Neocova’s solution allows customers to harness their data to make meaningful improvements.
Beecher sees two key areas where clients are reaping benefits. Firstly, improved operational efficiency means banks can now access critical insights without having to commit vital resources to time-consuming data-modeling processes. Secondly, the speed of analysis, using ML and AI, creates actionable insights that allow banks to make informed, timely decisions. For personal banking, this could include analyzing an account holder’s transactions, identifying their mortgage payments and provider, and seeing if there is an opportunity for the bank to offer a better deal. Similar possibilities also apply to commercial customers, where the potential business benefits are even greater.

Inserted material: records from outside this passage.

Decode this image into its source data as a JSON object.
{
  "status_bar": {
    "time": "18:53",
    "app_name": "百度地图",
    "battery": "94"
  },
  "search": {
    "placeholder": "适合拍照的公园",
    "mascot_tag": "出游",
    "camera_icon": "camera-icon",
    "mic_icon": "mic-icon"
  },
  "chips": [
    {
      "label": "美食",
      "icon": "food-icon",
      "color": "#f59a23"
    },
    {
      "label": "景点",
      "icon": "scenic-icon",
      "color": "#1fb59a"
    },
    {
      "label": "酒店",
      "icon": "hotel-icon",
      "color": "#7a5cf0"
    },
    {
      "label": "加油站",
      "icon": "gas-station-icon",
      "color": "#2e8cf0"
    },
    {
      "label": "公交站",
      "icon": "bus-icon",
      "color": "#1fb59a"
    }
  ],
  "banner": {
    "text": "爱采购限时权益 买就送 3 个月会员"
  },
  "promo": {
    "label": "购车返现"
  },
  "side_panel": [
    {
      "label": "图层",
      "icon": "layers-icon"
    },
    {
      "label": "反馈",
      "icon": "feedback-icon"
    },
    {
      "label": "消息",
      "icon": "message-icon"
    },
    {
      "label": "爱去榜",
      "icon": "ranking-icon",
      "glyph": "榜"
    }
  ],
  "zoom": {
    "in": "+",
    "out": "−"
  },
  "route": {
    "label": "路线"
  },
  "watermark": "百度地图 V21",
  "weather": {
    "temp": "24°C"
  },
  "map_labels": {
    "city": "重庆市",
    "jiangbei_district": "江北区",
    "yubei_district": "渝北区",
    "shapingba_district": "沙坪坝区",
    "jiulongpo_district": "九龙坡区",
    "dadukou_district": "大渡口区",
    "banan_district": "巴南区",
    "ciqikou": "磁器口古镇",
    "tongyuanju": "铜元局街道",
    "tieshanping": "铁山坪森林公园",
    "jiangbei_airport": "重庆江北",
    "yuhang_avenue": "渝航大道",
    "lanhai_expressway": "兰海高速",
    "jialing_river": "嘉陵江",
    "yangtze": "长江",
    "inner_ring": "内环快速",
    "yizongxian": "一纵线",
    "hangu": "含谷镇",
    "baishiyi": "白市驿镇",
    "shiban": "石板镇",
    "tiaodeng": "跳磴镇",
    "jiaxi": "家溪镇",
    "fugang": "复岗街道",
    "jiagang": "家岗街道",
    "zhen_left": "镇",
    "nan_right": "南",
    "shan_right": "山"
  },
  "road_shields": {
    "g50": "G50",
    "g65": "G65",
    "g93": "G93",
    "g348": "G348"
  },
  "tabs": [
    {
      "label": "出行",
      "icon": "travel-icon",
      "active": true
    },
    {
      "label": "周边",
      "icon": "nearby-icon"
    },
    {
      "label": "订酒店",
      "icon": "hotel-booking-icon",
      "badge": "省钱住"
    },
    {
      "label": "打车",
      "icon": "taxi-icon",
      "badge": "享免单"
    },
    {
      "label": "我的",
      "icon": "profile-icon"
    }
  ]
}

Beecher cites the example of one commercial bank that estimated it was missing out on around $1 million a year in revenue from lost merchant fee opportunities. Neocova’s analysis, however, was something of a shock. “We ran through the analytics and the figure wasn’t $1 million, it was $5 million in revenue transacting outside the bank,” he recalls. “It was something the bank could offer at a much cheaper rate, but just didn’t know about it.”
For Beecher, these results are just the beginning. “There are so many real-life examples of being able to harness data and translate it into something truly actionable for the banks,” he concludes. “And we're not talking about basis point differences: these are massive improvements for a bank. It's so powerful.”
Matt Beecher, CEO at Neocova